The History of Money I — Commodity Money
“This planet has — or rather had — a problem, which was this: most of the people living on it were unhappy for pretty much of the time. Many solutions were suggested for this problem, but most of these were largely concerned with the movement of small green pieces of paper, which was odd because on the whole it wasn’t the small green pieces of paper that were unhappy.”
― Douglas Adams, The Hitchhiker’s Guide to the Galaxy
To understand money, we must first explore where it comes from. Money is an invention; one of humanity’s greatest steps forward when it comes to civilization. With money we can facilitate trade of a lot of goods between a lot of countries. But where does the idea of money come from? What makes money valuable?
Let’s pretend, for a second, that you’re a member of an ancient village. In this village also lives a farmer and a fisherman. While the fisherman can go out every day and catch fish and trade what he doesn’t eat for what he wants, the farmer can only do this once he has a crop which is about once a year. If the farmer wants to trade with the fisherman, he can’t very well ask the fisherman to save him the catch since in those days fish would spoil a mere day after it was caught. And it would be unfair to tell the fisherman that he has to give his fish to the farmer in the hopes that the farmer has a good enough harvest so he can have some in exchange for fish given to him months before. What are we to do? In this village, let’s pretend that you make shirts. You can trade your shirts to anyone in the village for anything you want, but at some point in time, the fisherman, the farmer and everyone else in the village will stop wanting your shirts and you won’t have any bargaining power. You will be unable to trade. And are you expected to wait for if the fisherman catches fish to be able to trade him a shirt for it? How do we overcome this very serious shortcoming of trading?
What we need here is a third good, something that is scarce enough, hard to copy, and that everyone wants. That ‘third good’, that universal good that has intrinsic value to it, that is money. And just like that, your village just invented a method of trading that will allow you and the fisherman and the farmer to trade all through the year, even if you might not have a ready market for your goods.
The Value of Money
When money was first invented, the underpinning idea was that that it would need to have some intrinsic value for someone to want it. That’s why commodities such as gold and silver were used as the first money. Even jewelry such as cowrie shells were used because they were durable, they were hard to counterfeit (impossible really) and they had intrinsic value because of their innate beauty. Another good example of currency being a commodity was cattle, which was used as a trading medium among tribes and nations for centuries around the world. The cattle themselves have intrinsic value because of what they can produce in terms of milk and meat, and this made them desirable because they were more than just something pretty, they brought with them more things that they could produce.
But there comes a point in our story where we have to wonder why some money even exists because it’s difficult to spot their intrinsic value. The best example of this is the island of Yap, where money is actually a massive limestone disc that weighs a couple tons and can’t be moved. People simply remember who owns which disc and they use it as a medium of exchange. And this is a very important concept, one that took the rest of the world centuries to catch up to. But we’ll cover that in a later article.

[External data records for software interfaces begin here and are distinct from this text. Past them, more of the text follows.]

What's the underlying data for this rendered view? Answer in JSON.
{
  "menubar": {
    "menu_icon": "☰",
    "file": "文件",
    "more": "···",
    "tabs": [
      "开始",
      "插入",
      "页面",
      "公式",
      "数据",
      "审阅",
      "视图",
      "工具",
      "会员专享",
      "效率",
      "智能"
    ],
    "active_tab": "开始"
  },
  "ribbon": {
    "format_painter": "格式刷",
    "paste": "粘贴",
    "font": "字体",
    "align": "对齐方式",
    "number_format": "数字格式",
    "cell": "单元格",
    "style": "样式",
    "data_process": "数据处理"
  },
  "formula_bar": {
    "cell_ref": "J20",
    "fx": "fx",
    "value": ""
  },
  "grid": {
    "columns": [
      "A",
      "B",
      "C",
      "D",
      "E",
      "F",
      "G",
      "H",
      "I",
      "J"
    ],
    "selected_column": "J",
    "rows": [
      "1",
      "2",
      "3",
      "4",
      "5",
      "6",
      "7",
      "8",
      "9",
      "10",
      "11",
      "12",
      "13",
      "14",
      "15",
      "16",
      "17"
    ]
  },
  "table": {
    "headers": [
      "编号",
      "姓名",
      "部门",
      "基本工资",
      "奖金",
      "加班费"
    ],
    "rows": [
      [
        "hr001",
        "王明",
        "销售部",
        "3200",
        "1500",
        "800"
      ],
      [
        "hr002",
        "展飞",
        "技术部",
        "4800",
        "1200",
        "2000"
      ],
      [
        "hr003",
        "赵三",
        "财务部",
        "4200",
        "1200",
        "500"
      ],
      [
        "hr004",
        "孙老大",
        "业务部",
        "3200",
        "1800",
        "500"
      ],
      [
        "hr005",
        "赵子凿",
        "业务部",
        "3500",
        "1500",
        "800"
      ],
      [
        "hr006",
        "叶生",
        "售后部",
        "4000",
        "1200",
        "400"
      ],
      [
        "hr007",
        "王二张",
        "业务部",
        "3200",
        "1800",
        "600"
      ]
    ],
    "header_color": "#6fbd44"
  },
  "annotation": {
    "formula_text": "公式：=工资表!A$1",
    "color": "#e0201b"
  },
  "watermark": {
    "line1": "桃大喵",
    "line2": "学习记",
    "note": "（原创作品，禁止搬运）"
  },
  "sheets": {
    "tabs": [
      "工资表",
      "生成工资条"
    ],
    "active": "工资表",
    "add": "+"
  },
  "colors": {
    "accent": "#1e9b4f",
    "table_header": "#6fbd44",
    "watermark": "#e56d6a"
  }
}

For now, we’ll content ourselves with understanding what is used as money is used to represent the value of a commodity.
Any talk about the basics of money is incomplete without the mention of that perpetual boogeyman, inflation. Inflation is a pretty simple concept to explain when it comes to commodity money. In any country there’s a finite amount of a particular commodity, let’s say gold. Now, you can only make as much coins as there is gold. once the gold runs out, you can’t simply make more gold out of thin air. So because of that, we see why gold in this sense makes for a good currency commodity — it’s durable, scarce, and if minted right, very hard to counterfeit.
Now let’s say you discover a new land across the sea and take all of the gold they have and bring it back to your home country, doubling its supply of gold. You can now mint new coins! Hooray! But you’ve run into a problem. The more coins you have circulating in the country means the less value each coin has to it. The same scarcity that gave gold its value is now less and because gold is less scarce, then it means the intrinsic value of a gold piece is less and thus you need more gold to buy something because you’re not actually spending the gold, you’re spending the value of the gold.
This is basically the reason why you can’t just print more money, because the concept remains the same. You can technically print more money, but the more you print, the less value each dollar has.
Understanding money as a representative of value goes a long way towards understanding more complex issues in economics. I’m no economist, simply someone who managed to fumble their way around in an effort to understand how money works and why it works. By understanding that it becomes infinitely easier to figure out how to make money, because making money is equivalent to making value. once you bring value to the market, you leave the market with money, whether that money is gold, silver or massive twenty-ton stone discs on a South Pacific island.
Originally published at https://www.linkedin.com.